This Wiki Article is a generic recipe for making Paneer. Paneer, sometimes spelt Panir is a simple traditional South Asian India originated cooking cheese used in many vegetarian dishes. Paneer is a direct acid, semi-soft, non-melting, non-salted fresh cheese.
Direct acid means an acidic solution, lemon juice is added directly to the milk to lower the pH and cause the milk to separate into curds and whey. Semi-soft because the texture is soft as the curds are lightly pressed to expel more whey and make a denser cheese. Non-salted versus many cheeses where salt is used primarily to reduce acidification from the micro-organisms in a starter culture. Fresh as the cheese is not aged (also called ripening), and thus can be eaten imediately.
Paneer is a very easy to make cheese as it i) does not use a starter culture to acidify the milk, and ii) as it is fresh so the learning curve time is minimal versus some cheeses which require months to years to ripen. The consequence of no culture is a very milky tasting cheese. The consequence of being soft and moist is this cheese has a short shelf life, consume within 1 week.
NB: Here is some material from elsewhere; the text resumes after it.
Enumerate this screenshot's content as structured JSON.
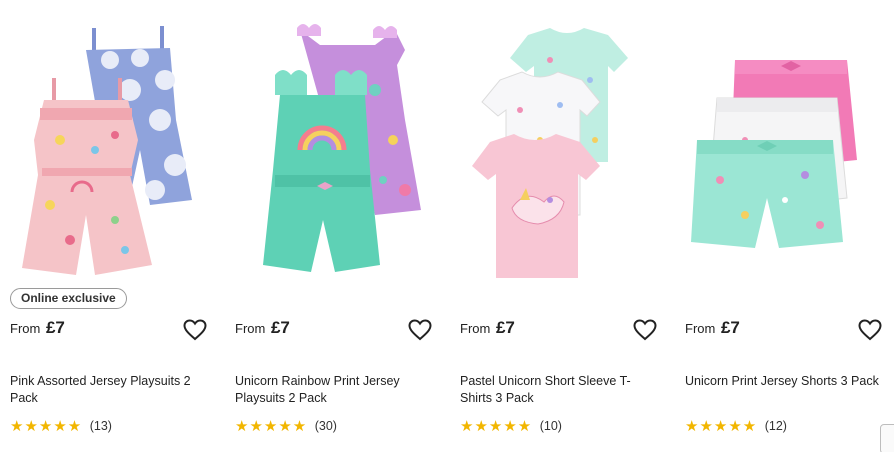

Paneer can be eaten strait but is more commonly used as a cooking cheese as it absorbs the flavours of whatever it is cooked or fried with.
Paneer is very similar to Spanish Queso Blanco (White Cheese) except that Queso Blanco commonly uses vinegar to acidify the milk and is not lightly pressed.
- Vat to hold and in which to cook the milk.
- Stirring tool.
- Cheese Cloth.
- Hygenic (as will get wet) weight to press ball of curds or weight wrapped in plastic bag.
- Draining surface, ie draining area on side of sink or under dish rack.
- Food grade storage container.
Makes ~1.0 kg / ~1.75 pounds of Paneer Cheese:
- 5 litres / 1 US gallon cow’s milk.
- 185 ml / 5 fluid ounces of lemon juice diluted in 1 cup cool water.
- Pour milk into vat.
- Heat milk and stir frequently to ensure even temperature and so that milk doesn’t catch/form skin where heat is applied, ie bottom of vat.
- When gently simmering, turn down heat and dribble in diluted lemon juice 1 tablespoon at a time while gently stirring thoroughly to distribute. Stop adding lemon juice when milk has separated into large fluffy curds and green transparent watery whey.
- Note: All milk’s are different (raw, pasteurized and homogenized, skim, 2%, full fat etc) and lemon juice acidity varies by type and age of lemon, thus above acid amount is minimum recommended. Add more juice while gently simmering until get good separation.
- Note: Adding excess acid makes the Paneer softer.
- Let sit and when curds no longer float (~10 minutes), ladle or pour the curds and whey through a fine weave cheese cloth lining a colander placed in sink allowing whey to be disposed down drain.
- Note: Place colander on top of container if want to retain and use whey.
- When curds are reasonably drained, bring 4 corners of cheesecloth together and lift curds up out of colander, then twist cloth until curds are in ball at end (middle of cloth). Squeeze lightly to remove more whey.
- Note: If whey is milky, then you have not used enough lemon juice.
- Place the ball on flat draining surface at room temp, place heavy weight (roughly equal to the initial weight of milk) on top, and let sit for ~1-2 hours until the Paneer is firm with a springy consistency.
- Note: Excessive weight or time will result in excessive moisture/whey loss and the Paneer will be too hard and not melt in mouth.
- Use cheese immediately or place in food grade covered container in fridge for up to 2 weeks.
- Cut into 1-2 cm/0.5-1 inch cubes or crumble to use.
- Optional: Use vinegar instead of lemon juice, ensure do not add excess otherwise Paneer will smell of vinegar which is generaly unwanted.
- Optional: Common Paneer flavoring is to add a pinch of cumin seeds, pinch of dried diced mint leaves, and a pinch of pepper to milk before heating.